"There’s nothing for us here any more": An Excerpt from "Today's Pasts"

27 December 2015

Born in Rawalpindi in present day Pakistan in 1915, Bisham Sahni was an iconic Hindi writer, playwright and translator. He participated in the Quit India movement of 1942 for which he spent time in jail. Sahni's most famous novel Tamas, which won the Sahitya Akademi Award in 1975, depicted the harrowing aftermath of the Partition. He received a number of awards, including the Padma Shri (1969), the Padma Bhushan (1998), and the Sahitya Akademi Fellowship in 2002.

In the following excerpt from his memoir, Today's Pasts, Sahni describes his abrupt departure from his ancestral home in Rawalpindi and the subsequent journey to Delhi in the wake of the Partition.
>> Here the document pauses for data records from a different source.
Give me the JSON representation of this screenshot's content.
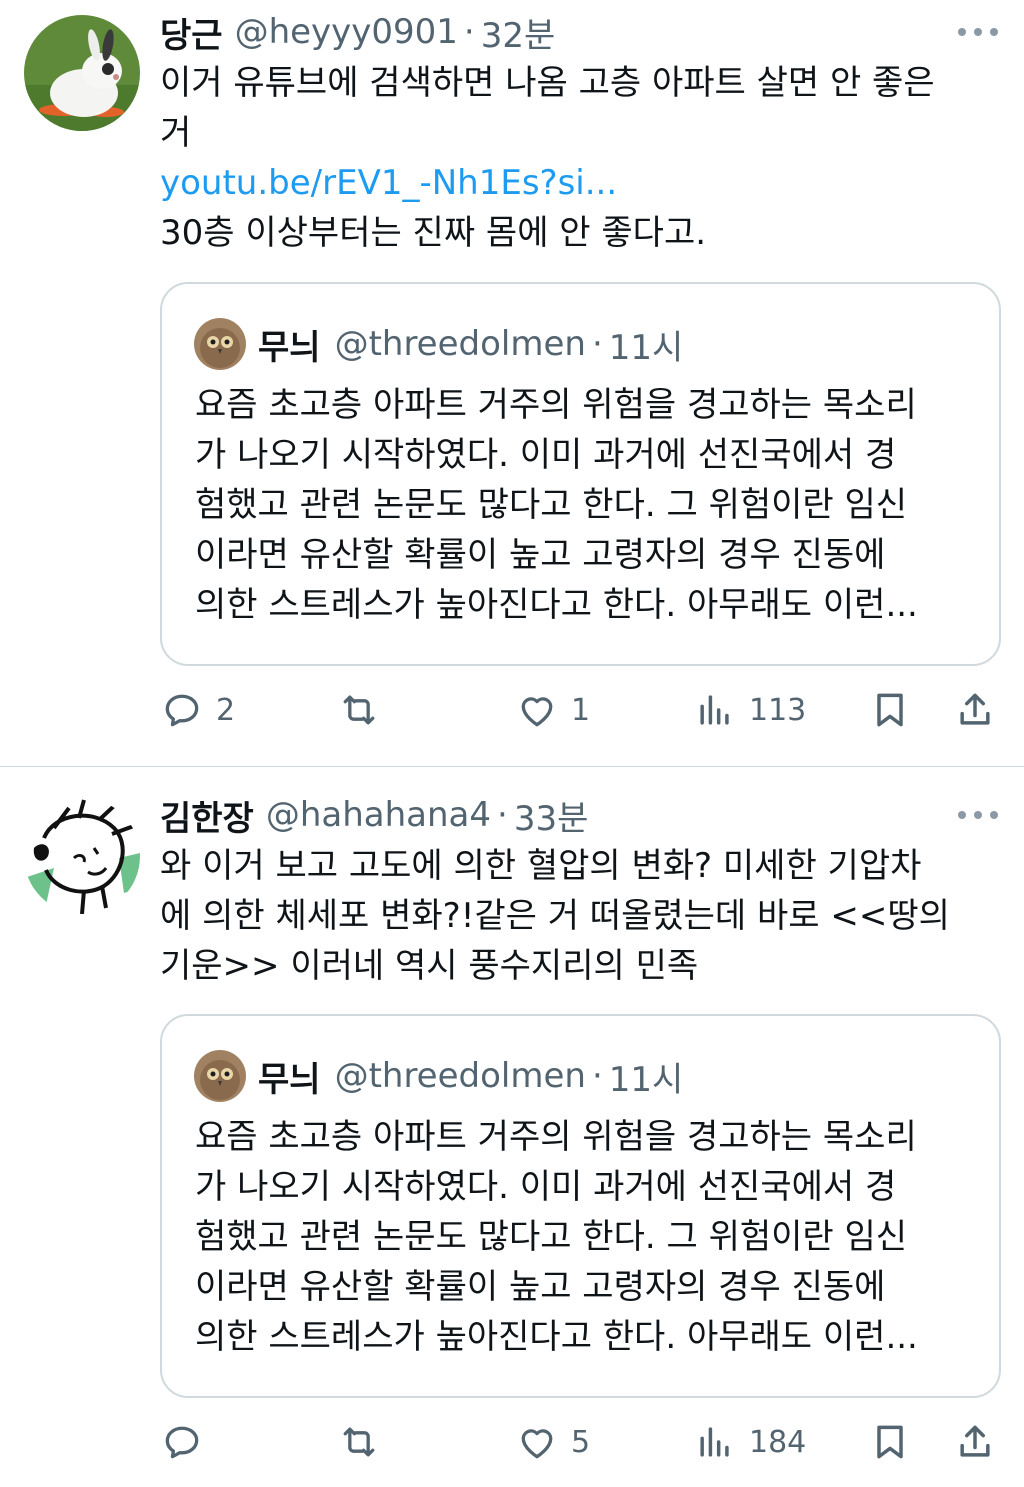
{
  "tweets": [
    {
      "name": "당근",
      "handle": "@heyyy0901",
      "separator": "·",
      "time": "32분",
      "avatar_icon": "rabbit-avatar",
      "text_lines": [
        "이거 유튜브에 검색하면 나옴 고층 아파트 살면 안 좋은",
        "거"
      ],
      "link": "youtu.be/rEV1_-Nh1Es?si...",
      "text_after": "30층 이상부터는 진짜 몸에 안 좋다고.",
      "quote": {
        "name": "무늬",
        "handle": "@threedolmen",
        "separator": "·",
        "time": "11시",
        "avatar_icon": "owl-avatar",
        "text_lines": [
          "요즘 초고층 아파트 거주의 위험을 경고하는 목소리",
          "가 나오기 시작하였다. 이미 과거에 선진국에서 경",
          "험했고 관련 논문도 많다고 한다. 그 위험이란 임신",
          "이라면 유산할 확률이 높고 고령자의 경우 진동에",
          "의한 스트레스가 높아진다고 한다. 아무래도 이런..."
        ]
      },
      "actions": {
        "replies": "2",
        "retweets": "",
        "likes": "1",
        "views": "113"
      }
    },
    {
      "name": "김한장",
      "handle": "@hahahana4",
      "separator": "·",
      "time": "33분",
      "avatar_icon": "doodle-avatar",
      "text_lines": [
        "와 이거 보고 고도에 의한 혈압의 변화? 미세한 기압차",
        "에 의한 체세포 변화?!같은 거 떠올렸는데 바로 <<땅의",
        "기운>> 이러네 역시 풍수지리의 민족"
      ],
      "quote": {
        "name": "무늬",
        "handle": "@threedolmen",
        "separator": "·",
        "time": "11시",
        "avatar_icon": "owl-avatar",
        "text_lines": [
          "요즘 초고층 아파트 거주의 위험을 경고하는 목소리",
          "가 나오기 시작하였다. 이미 과거에 선진국에서 경",
          "험했고 관련 논문도 많다고 한다. 그 위험이란 임신",
          "이라면 유산할 확률이 높고 고령자의 경우 진동에",
          "의한 스트레스가 높아진다고 한다. 아무래도 이런..."
        ]
      },
      "actions": {
        "replies": "",
        "retweets": "",
        "likes": "5",
        "views": "184"
      }
    }
  ],
  "colors": {
    "text": "#0f1419",
    "secondary": "#536471",
    "link": "#1d9bf0",
    "border": "#cfd9de"
  }
}
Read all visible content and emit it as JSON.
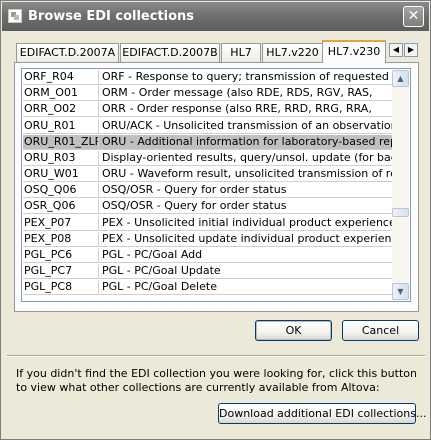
{
  "window": {
    "title": "Browse EDI collections",
    "close_symbol": "✕"
  },
  "tabs": [
    {
      "label": "EDIFACT.D.2007A",
      "active": false
    },
    {
      "label": "EDIFACT.D.2007B",
      "active": false
    },
    {
      "label": "HL7",
      "active": false
    },
    {
      "label": "HL7.v220",
      "active": false
    },
    {
      "label": "HL7.v230",
      "active": true
    }
  ],
  "tab_scroll": {
    "left": "◀",
    "right": "▶"
  },
  "collections": [
    {
      "code": "ORF_R04",
      "description": "ORF - Response to query; transmission of requested observ"
    },
    {
      "code": "ORM_O01",
      "description": "ORM - Order message (also RDE, RDS, RGV, RAS,"
    },
    {
      "code": "ORR_O02",
      "description": "ORR - Order response (also RRE, RRD, RRG, RRA,"
    },
    {
      "code": "ORU_R01",
      "description": "ORU/ACK - Unsolicited transmission of an observation"
    },
    {
      "code": "ORU_R01_ZLR",
      "description": "ORU - Additional information for laboratory-based reporting",
      "selected": true
    },
    {
      "code": "ORU_R03",
      "description": "Display-oriented results, query/unsol. update (for backward"
    },
    {
      "code": "ORU_W01",
      "description": "ORU - Waveform result, unsolicited transmission of requeste"
    },
    {
      "code": "OSQ_Q06",
      "description": "OSQ/OSR - Query for order status"
    },
    {
      "code": "OSR_Q06",
      "description": "OSQ/OSR - Query for order status"
    },
    {
      "code": "PEX_P07",
      "description": "PEX - Unsolicited initial individual product experience report"
    },
    {
      "code": "PEX_P08",
      "description": "PEX - Unsolicited update individual product experience report"
    },
    {
      "code": "PGL_PC6",
      "description": "PGL - PC/Goal Add"
    },
    {
      "code": "PGL_PC7",
      "description": "PGL - PC/Goal Update"
    },
    {
      "code": "PGL_PC8",
      "description": "PGL - PC/Goal Delete"
    }
  ],
  "scrollbar": {
    "up": "▲",
    "down": "▼"
  },
  "buttons": {
    "ok": "OK",
    "cancel": "Cancel",
    "download": "Download additional EDI collections..."
  },
  "info_text": "If you didn't find the EDI collection you were looking for, click this button to view what other collections are currently available from Altova:"
}
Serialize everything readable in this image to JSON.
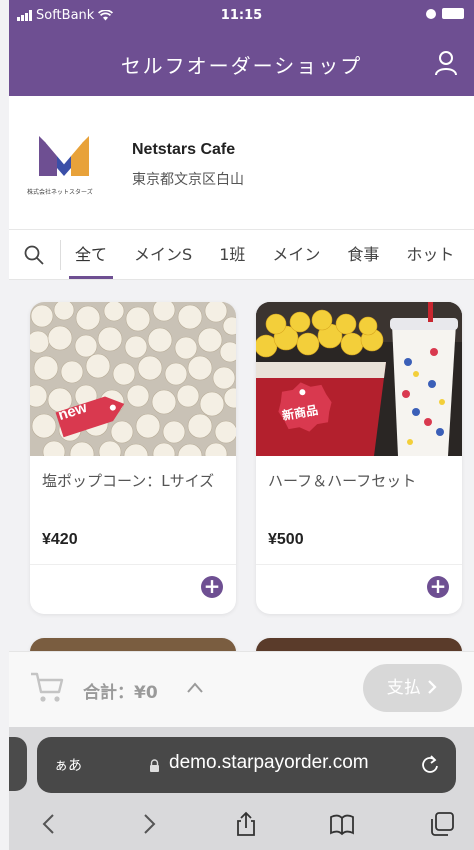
{
  "status_bar": {
    "carrier": "SoftBank",
    "time": "11:15"
  },
  "header": {
    "title": "セルフオーダーショップ"
  },
  "store": {
    "logo_caption": "株式会社ネットスターズ",
    "name": "Netstars Cafe",
    "address": "東京都文京区白山"
  },
  "category_tabs": [
    "全て",
    "メインS",
    "1班",
    "メイン",
    "食事",
    "ホット"
  ],
  "active_tab": "全て",
  "products": [
    {
      "badge": "new",
      "name": "塩ポップコーン：Lサイズ",
      "price": "¥420"
    },
    {
      "badge": "新商品",
      "name": "ハーフ＆ハーフセット",
      "price": "¥500"
    }
  ],
  "cart": {
    "total_label": "合計：¥0",
    "pay_label": "支払"
  },
  "browser": {
    "aa": "ぁあ",
    "url": "demo.starpayorder.com"
  },
  "colors": {
    "brand_purple": "#6e4f92",
    "badge_red": "#d9394f",
    "disabled_gray": "#d8d8d8"
  }
}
On 6 June 1947 the government announced that the state of Pakistan was going to be created. I was standing on the roof of my house in the morning when a man from the alley out front came running to the end of the street—that was Barrister Mahmud—and he spoke loudly, with wild gesticulations, and bouncing uncontrollably. "The decision has been made! There will be a Pakistan! The news is on the radio. Long live Pakistan. Celebrate, my fellow Muslims! Long live the Qaid-e-Azam. Live long."

Keywords: memoir Bhisham Sahni Partition